Under the CARES Act, and the previous regulations and guidance issued by the SBA, any payment of principal, interest and fees under the PPP loan was deferred for six months. The PPP Flexibility Act now extends the deferral period “…until the date on which the amount of forgiveness determined under section 1106 of the CARES Act is remitted to the lender.” The PPP Flexibility Act also provides that “[i]f an eligible recipient fails to apply for forgiveness of a covered loan within 10 months after the last day of the covered period defined in section 1106(a) of the CARES Act, such eligible recipient shall make payments of principal, interest, and fees on such covered loan beginning on the day that is not earlier than the date that is 10 months after the last day of such covered period.” Basically, this means that a borrower is required to apply for forgiveness. If the borrower does not apply within such 10-month period, then the borrower will not be required to begin making payments at any time prior to the expiration of such 10-month period.
Another important change implemented by the PPP Flexibility Act was the increase of the repayment term. Originally, the CARES Act provided that the “maturity date” of any part of a PPP loan amount not forgiven was two years. The PPP Flexibility Act extends the “maturity date” to five years. No changes were made to the interest rate of 1%.
What Do Borrowers Do Now?
Prior to the enactment of the PPP Flexibility Act, the SBA and lenders had already begun distributing loan forgiveness applications and procedures to borrowers. Many borrowers were under significant pressure to comply with the 75% payroll allocation requirements and the eight-week time frame provided under the original CARES Act, especially due to the inability of borrowers to get their employees to come back to work or remain at work. In most instances, many of the businesses that applied for the PPP loan were forced to shut down and were not permitted to operate altogether.
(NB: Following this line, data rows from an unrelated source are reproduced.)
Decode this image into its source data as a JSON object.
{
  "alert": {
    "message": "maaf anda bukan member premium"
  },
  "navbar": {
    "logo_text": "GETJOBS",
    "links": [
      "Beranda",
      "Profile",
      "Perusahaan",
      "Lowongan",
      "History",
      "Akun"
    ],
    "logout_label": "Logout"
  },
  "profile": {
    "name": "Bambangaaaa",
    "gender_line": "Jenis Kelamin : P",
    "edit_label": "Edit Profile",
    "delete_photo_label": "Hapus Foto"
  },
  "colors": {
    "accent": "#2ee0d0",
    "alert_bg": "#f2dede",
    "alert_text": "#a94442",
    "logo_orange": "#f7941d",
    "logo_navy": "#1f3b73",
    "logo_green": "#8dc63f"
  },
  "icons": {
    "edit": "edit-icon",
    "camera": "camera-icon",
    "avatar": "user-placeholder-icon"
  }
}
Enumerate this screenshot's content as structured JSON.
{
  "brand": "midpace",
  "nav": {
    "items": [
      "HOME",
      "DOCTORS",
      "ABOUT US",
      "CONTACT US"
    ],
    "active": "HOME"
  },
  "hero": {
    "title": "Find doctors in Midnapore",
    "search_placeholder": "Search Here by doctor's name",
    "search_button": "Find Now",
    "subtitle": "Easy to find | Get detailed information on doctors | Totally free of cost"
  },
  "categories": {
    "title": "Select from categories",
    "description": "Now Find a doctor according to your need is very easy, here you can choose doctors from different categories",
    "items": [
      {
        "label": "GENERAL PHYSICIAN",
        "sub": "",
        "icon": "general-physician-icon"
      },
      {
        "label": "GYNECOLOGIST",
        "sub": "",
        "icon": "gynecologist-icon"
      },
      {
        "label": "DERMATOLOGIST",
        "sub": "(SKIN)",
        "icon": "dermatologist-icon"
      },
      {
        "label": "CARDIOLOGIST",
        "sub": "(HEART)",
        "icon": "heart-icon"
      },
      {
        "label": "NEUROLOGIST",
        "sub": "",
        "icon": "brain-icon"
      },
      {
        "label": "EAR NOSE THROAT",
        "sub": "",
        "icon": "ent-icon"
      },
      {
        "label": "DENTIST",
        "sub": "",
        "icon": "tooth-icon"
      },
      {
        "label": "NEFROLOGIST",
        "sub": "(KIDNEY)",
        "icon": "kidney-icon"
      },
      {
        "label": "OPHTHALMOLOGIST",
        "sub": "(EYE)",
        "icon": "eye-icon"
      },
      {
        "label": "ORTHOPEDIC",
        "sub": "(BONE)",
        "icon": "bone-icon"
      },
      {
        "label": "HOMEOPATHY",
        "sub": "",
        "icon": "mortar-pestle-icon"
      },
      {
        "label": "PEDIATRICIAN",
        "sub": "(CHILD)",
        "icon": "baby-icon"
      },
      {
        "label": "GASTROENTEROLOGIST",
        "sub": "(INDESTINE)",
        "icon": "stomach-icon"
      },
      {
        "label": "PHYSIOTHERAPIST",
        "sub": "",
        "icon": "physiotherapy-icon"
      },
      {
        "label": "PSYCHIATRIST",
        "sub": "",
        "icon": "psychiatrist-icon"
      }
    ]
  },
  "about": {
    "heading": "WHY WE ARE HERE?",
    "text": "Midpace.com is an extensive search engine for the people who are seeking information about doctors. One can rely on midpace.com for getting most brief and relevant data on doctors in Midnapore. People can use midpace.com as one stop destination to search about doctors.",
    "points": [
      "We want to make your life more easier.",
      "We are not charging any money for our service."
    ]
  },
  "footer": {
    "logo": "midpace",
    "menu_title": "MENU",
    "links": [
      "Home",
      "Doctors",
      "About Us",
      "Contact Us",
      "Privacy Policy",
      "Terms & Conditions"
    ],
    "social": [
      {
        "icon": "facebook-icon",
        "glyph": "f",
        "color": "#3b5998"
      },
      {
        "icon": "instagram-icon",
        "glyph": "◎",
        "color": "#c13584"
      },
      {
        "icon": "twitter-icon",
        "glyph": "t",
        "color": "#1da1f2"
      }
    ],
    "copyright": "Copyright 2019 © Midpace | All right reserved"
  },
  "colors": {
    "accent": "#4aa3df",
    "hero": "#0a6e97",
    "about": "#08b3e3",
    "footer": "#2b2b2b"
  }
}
The fixes provided by the PPP Flexibility Act have alleviated significant pressure to comply with the original requirements of the CARES Act. It was one of the few times that Congress acted swiftly, and with little fanfare or controversy, in order to assist the business owners, and it was certainly needed. Lenders have indicated that the SBA will soon be providing updated forgiveness applications and amended procedures. It is important for borrowers to reach out to their lenders.